Independent Mental Health Advocacy

Self-help tool

We help you understand your rights and options when you are receiving compulsory mental health treatment.

I want more say in my treatment

This information discusses your rights and options ,so you can have more say in your treatment decisions.

    Your rights

    Under the Act, you have rights. Mental health services also have responsibilities.

    • If you have capacity, anyone wanting to give you treatment must first get your 'informed consent' before giving you that treatment. This means the treating team must:

      • Give you enough information about your treatment options. This means the different treatments available to you, as well as their pro’s and con’s.
      • Answer your questions about treatments. For example, you may want to know whether some medications will impact how long you stay in hospital.
      • explain the rights that are relevant to your situation
      • give you time to make decisions about what you want.
    • The treating team must support you to make or participate in decisions about your assessment, treatment and recovery. This means that they must:

      • Give you the information you need to make your own decisions. For example, what the purpose of a proposed medication is, what the treating team believe it will do, and any likely side-effects.
      • Help you find treatment options that are most aligned with your values, rights and what you want. For example, help you find treatment options that let you work or have an active social life.
      • Ensure that your treatment is responsive to your individual needs, such as your culture, language, communication, age, disability, religion, gender & sexuality. For example, you may prefer medications that do not negatively impact your sexual health.
    • You have the right to a second psychiatric opinion. A second psychiatric opinion means that another psychiatrist will assess two things:

      1. whether you meet the criteria for compulsory treatment
      2. whether your treatment needs to change.
    • An advance statement of preferences is a legal document that communicates what treatment you want if you want if you are placed on an order. Although the psychiatrist can override it, they must consider it when making decisions, and they must provide you with written reasons for why they didn’t follow your advance statement of preferences if you request.

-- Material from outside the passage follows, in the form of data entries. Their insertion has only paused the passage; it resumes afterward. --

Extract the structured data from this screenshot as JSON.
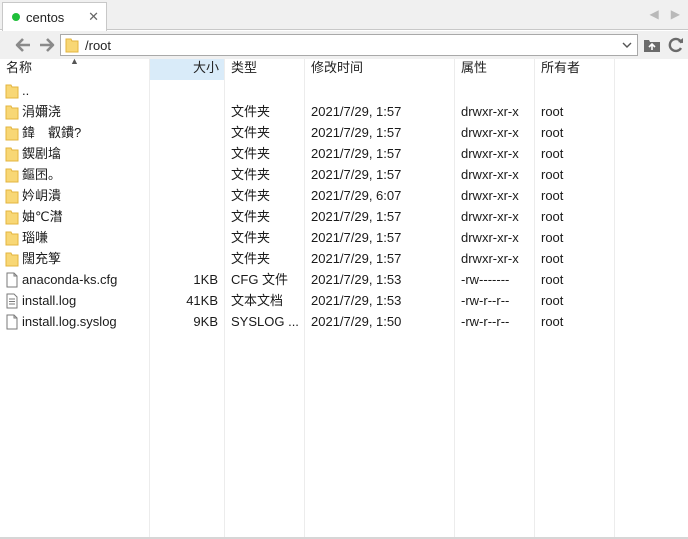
{
  "tab": {
    "title": "centos",
    "close": "✕",
    "status_color": "#1fbf3a"
  },
  "tab_nav": {
    "left": "◀",
    "right": "▶"
  },
  "address": {
    "path": "/root"
  },
  "columns": {
    "name": "名称",
    "size": "大小",
    "type": "类型",
    "mtime": "修改时间",
    "attr": "属性",
    "owner": "所有者"
  },
  "rows": [
    {
      "icon": "folder-icon",
      "name": "..",
      "size": "",
      "type": "",
      "mtime": "",
      "attr": "",
      "owner": ""
    },
    {
      "icon": "folder-icon",
      "name": "涓嬭浇",
      "size": "",
      "type": "文件夹",
      "mtime": "2021/7/29, 1:57",
      "attr": "drwxr-xr-x",
      "owner": "root"
    },
    {
      "icon": "folder-icon",
      "name": "鍏　叡鐨?",
      "size": "",
      "type": "文件夹",
      "mtime": "2021/7/29, 1:57",
      "attr": "drwxr-xr-x",
      "owner": "root"
    },
    {
      "icon": "folder-icon",
      "name": "鍥剧墖",
      "size": "",
      "type": "文件夹",
      "mtime": "2021/7/29, 1:57",
      "attr": "drwxr-xr-x",
      "owner": "root"
    },
    {
      "icon": "folder-icon",
      "name": "鏂囨。",
      "size": "",
      "type": "文件夹",
      "mtime": "2021/7/29, 1:57",
      "attr": "drwxr-xr-x",
      "owner": "root"
    },
    {
      "icon": "folder-icon",
      "name": "妗岄潰",
      "size": "",
      "type": "文件夹",
      "mtime": "2021/7/29, 6:07",
      "attr": "drwxr-xr-x",
      "owner": "root"
    },
    {
      "icon": "folder-icon",
      "name": "妯℃澘",
      "size": "",
      "type": "文件夹",
      "mtime": "2021/7/29, 1:57",
      "attr": "drwxr-xr-x",
      "owner": "root"
    },
    {
      "icon": "folder-icon",
      "name": "瑙嗛",
      "size": "",
      "type": "文件夹",
      "mtime": "2021/7/29, 1:57",
      "attr": "drwxr-xr-x",
      "owner": "root"
    },
    {
      "icon": "folder-icon",
      "name": "闊充箰",
      "size": "",
      "type": "文件夹",
      "mtime": "2021/7/29, 1:57",
      "attr": "drwxr-xr-x",
      "owner": "root"
    },
    {
      "icon": "file-icon",
      "name": "anaconda-ks.cfg",
      "size": "1KB",
      "type": "CFG 文件",
      "mtime": "2021/7/29, 1:53",
      "attr": "-rw-------",
      "owner": "root"
    },
    {
      "icon": "log-file-icon",
      "name": "install.log",
      "size": "41KB",
      "type": "文本文档",
      "mtime": "2021/7/29, 1:53",
      "attr": "-rw-r--r--",
      "owner": "root"
    },
    {
      "icon": "file-icon",
      "name": "install.log.syslog",
      "size": "9KB",
      "type": "SYSLOG ...",
      "mtime": "2021/7/29, 1:50",
      "attr": "-rw-r--r--",
      "owner": "root"
    }
  ]
}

      Learn more about advance statements by watching our video guide.

    Your Options

    • You can request a meeting to discuss your treatment concerns. In that meeting you can ask for more information or make a request for changes to your treatment.

      What types of changes do people ask for ?

      • How to receive medication: some prefer medication by tablets (orally), while others prefer it by injection (depot)
      • Where to receive treatment: in the hospital, in the community, or perhaps with a private clinician or psychiatrist
      • No medication: you may request for a reduction or a change to no medication. You can ask for a specific plan and support to get off medication
      • Changes to medication: you might prefer a medication that has fewer side-effects.
    • You can make an advance statement of preferences at any time. You can find out more by reading our advance statement guide and templates here.

    • You can make a complaint and argue that you should have more say over your treatment. You can learn more about this by using the I want to make a complaint option in this web app.

    • You can ask for a second psychiatric opinion to review your treatment. If you have an advance statement of preferences, you can give this to the psychiatrist. You can ask the second psychiatric opinion to discuss treatment options in the review.

      Three common ways to get a second opinion are:

      • Second Psychiatric Opinion Service (1300 503 426) – you can ask for a free and independent second psychiatric opinion or visit their websiteExternal Link
      • Internal second opinion – you can ask another psychiatrist at the mental health service to agree to meet with you
      • Private psychiatrist – if you know a private psychiatrist, you can contact them. You may want to ask if they can bulk bill you, or you may need to pay yourself. The Your Health in MindExternal Link website can help you find a psychiatrist.
    • If you have a nominated support person, you can contact them to help you with your concerns.

      You can contact an advocate to discuss your self-advocacy or ask the advocate to talk to your treating team directly. You can call us on 1300 947 820, email us on or use our contact box.

    My Choices

    Now that you have read about your options, please choose the ones you want to try. These will be put into your plan that you can print out or download.

    Generate your plan

    Reviewed 25 August 2023